**WORK ITEM:** Scan the listing below. Return every line containing the string "true".
|---|
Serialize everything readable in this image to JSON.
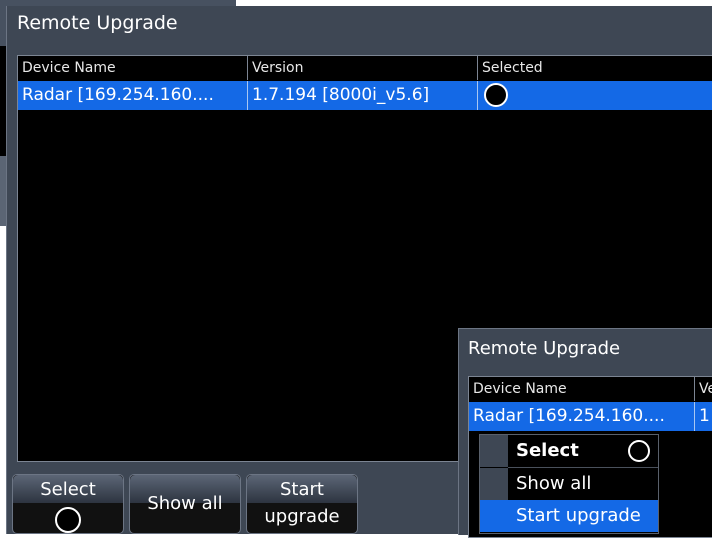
{
  "window": {
    "title": "Remote Upgrade"
  },
  "table": {
    "columns": [
      "Device Name",
      "Version",
      "Selected"
    ],
    "rows": [
      {
        "device": "Radar [169.254.160....",
        "version": "1.7.194 [8000i_v5.6]",
        "selected": true
      }
    ]
  },
  "buttons": {
    "select_label": "Select",
    "show_all_label": "Show all",
    "start_line1": "Start",
    "start_line2": "upgrade"
  },
  "popup": {
    "title": "Remote Upgrade",
    "col_device": "Device Name",
    "col_version_partial": "Ve",
    "row_device": "Radar [169.254.160....",
    "row_version_partial": "1",
    "menu": [
      {
        "label": "Select",
        "bold": true,
        "has_radio": true
      },
      {
        "label": "Show all",
        "bold": false
      },
      {
        "label": "Start upgrade",
        "highlighted": true
      }
    ]
  },
  "colors": {
    "window_bg": "#3e4754",
    "selection": "#1469e6",
    "table_bg": "#000000"
  }
}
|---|
**RESULT:**
        "selected": true
        "bold": true,
        "has_radio": true
        "highlighted": true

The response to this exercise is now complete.